  1. This was a great read. Very thought provoking..and I'm not just saying that to inflate your ego. ;)

    Speaking of shutter therapy, Cyril and I, along with a couple of friends will be doing that later today. He's pretty excited about it. :D

  2. Hey Fahriee,
    Thanks mate !!
    Whoah, too bad we could not have a shutter therapy session when I was in Kuching. Must make one happen with you guys around next time.
    Will be looking forward to seeing the photos from you guys soon !!!

    Hey jasonmumbles,
    WTF !! LOL

  3. Yes.. I totally agree with you.

    Photography is not about pleasing others, but yourself. Your photo can suck to the max, but if you like it.. then you should take pride in your own work.

    Ehem.. since my name is mentioned here :P I'd like to note that I love the photos I take, but well.. I have a good feeling that today, during the shutter therapy.. I'll be bemoaning the fact that I can't get photos I want due to my limited lens range. I love taking people doing something (candid shots), and thats always the case :P

  4. Let's get FF camera and 0.95F lens to become godlike! No... wait a minute... You are already godlike!!

  5. hey cyril,
    yeap, it is true that it is important to take pride in your own work, and this is not limited only to photography sense.
    Oooohhh how I wish I can join you guys on the shutter therapy session earlier. gosh.
    Anyway, buy buy buy !!!

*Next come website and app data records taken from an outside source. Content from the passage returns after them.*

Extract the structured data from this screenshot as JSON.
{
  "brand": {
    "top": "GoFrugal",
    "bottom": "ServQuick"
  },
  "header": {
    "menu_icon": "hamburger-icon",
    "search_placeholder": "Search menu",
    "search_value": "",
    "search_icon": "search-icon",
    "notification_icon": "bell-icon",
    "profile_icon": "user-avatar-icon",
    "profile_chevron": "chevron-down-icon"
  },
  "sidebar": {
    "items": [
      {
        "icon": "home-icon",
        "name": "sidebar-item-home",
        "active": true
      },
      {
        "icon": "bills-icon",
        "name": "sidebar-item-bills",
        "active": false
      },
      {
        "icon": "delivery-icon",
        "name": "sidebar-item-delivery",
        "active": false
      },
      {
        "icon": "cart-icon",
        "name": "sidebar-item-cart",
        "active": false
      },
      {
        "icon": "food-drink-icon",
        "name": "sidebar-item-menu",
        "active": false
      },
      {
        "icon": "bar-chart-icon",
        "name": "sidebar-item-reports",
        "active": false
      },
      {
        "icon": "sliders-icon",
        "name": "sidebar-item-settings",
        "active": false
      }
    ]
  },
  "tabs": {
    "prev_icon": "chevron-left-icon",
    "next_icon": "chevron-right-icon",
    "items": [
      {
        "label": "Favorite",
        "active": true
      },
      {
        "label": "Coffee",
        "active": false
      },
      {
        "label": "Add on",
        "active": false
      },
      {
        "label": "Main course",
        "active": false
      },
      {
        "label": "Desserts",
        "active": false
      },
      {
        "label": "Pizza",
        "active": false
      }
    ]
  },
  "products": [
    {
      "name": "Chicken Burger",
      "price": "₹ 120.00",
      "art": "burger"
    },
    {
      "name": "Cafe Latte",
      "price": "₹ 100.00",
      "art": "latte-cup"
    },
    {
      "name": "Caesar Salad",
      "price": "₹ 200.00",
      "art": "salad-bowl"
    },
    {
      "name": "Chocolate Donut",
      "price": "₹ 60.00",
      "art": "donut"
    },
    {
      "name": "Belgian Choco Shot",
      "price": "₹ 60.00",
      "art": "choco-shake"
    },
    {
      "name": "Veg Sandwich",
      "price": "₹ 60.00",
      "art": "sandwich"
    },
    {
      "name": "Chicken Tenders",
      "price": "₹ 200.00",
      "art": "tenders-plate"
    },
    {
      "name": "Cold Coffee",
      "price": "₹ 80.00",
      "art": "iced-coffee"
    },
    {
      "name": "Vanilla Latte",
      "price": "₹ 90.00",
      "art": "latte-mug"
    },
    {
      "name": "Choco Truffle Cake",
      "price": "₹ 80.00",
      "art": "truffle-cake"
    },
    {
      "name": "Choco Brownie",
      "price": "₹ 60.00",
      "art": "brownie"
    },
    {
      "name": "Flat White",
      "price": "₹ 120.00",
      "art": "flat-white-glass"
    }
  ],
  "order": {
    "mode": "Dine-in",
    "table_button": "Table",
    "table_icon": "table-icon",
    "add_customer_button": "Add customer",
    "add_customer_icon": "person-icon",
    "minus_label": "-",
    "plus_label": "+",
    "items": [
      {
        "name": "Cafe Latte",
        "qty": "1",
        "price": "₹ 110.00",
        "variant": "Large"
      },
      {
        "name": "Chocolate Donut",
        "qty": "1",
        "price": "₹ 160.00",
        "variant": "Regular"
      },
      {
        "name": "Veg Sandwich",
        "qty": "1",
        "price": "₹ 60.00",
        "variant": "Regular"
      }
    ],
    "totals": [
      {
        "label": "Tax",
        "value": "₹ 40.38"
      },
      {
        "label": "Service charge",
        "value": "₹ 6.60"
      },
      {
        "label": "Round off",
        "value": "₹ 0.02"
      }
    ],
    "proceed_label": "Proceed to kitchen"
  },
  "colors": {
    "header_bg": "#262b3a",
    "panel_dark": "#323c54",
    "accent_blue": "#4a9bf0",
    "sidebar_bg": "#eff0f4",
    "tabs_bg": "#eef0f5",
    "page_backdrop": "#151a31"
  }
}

    Hey Chong,
    You go buy first !!! Me still so noob lah ahahha

  6. hey LKM,
    go flush your head in the toilet bowl.

  7. hey jasonmumbles,
    I never said Olympus has full frame, did I?

  8. Was referring to Chong's comment. Hehe.


  9. hey jasonmumbles,
    I think he was referring to 5D mk2 LOL

  10. Well said, Robin. Very well said.

  11. A good read, Robin. I believe that too many newbies have a bad impression that owning a dSLR makes him or herself a photographer. Thus, having the mindset that pictures coming out from it SHOULD be good.

    Photography is an art. It comes from the mind and the soul. Great photographs are being felt. Technique is important. Gears aren't. I'm sure you know what I mean. ;)

    Lastly, all Olympus cameras are full frame. Just to add to the confusion. :P

  12. Good to learn from you....been struggling with my Nikon D5000

  13. hey compmac,
    Thanks mate !!
    Yeah, I should have mentioned Olympus is indeed, FULL FRAME !!
    Thanks for reminding.

    hey desmond,
    thanks !! Nikon D5000 is good camera. I am sure you are enjoying it.

  14. Why shoot to get approved? Why shoot to impress? Is it because we have something in us that needs to be solved... the lack of recognition and approval during childhood?

    Let photography be a totally FREE avenue for each to express, not impress.

    It's sad to turn an expressive therapeutic tool into a fighting sword. We are not here to fight for more approval.

  15. Hey david,
    Expressive tools !! I love the way you describe photographic equipments.
    Yeah, we should not be struggling with approvals from others. We need a medium to express ourselves freely, and tell our stories.

  16. come to my class la.. and see what crap i teach!.. ahahahahah...

    especially when i teach my DSLR class with my S90!!.. hahahahahah

    yeah, S90 ROCKS!!!


  17. hey fahrur,
    LOL, I am sure whatever you are teaching in your class it is not crap. As long as you do not encourage your students to shoot to impress !!
    S90 eh? How was your student's reaction towards your use of S90 in class?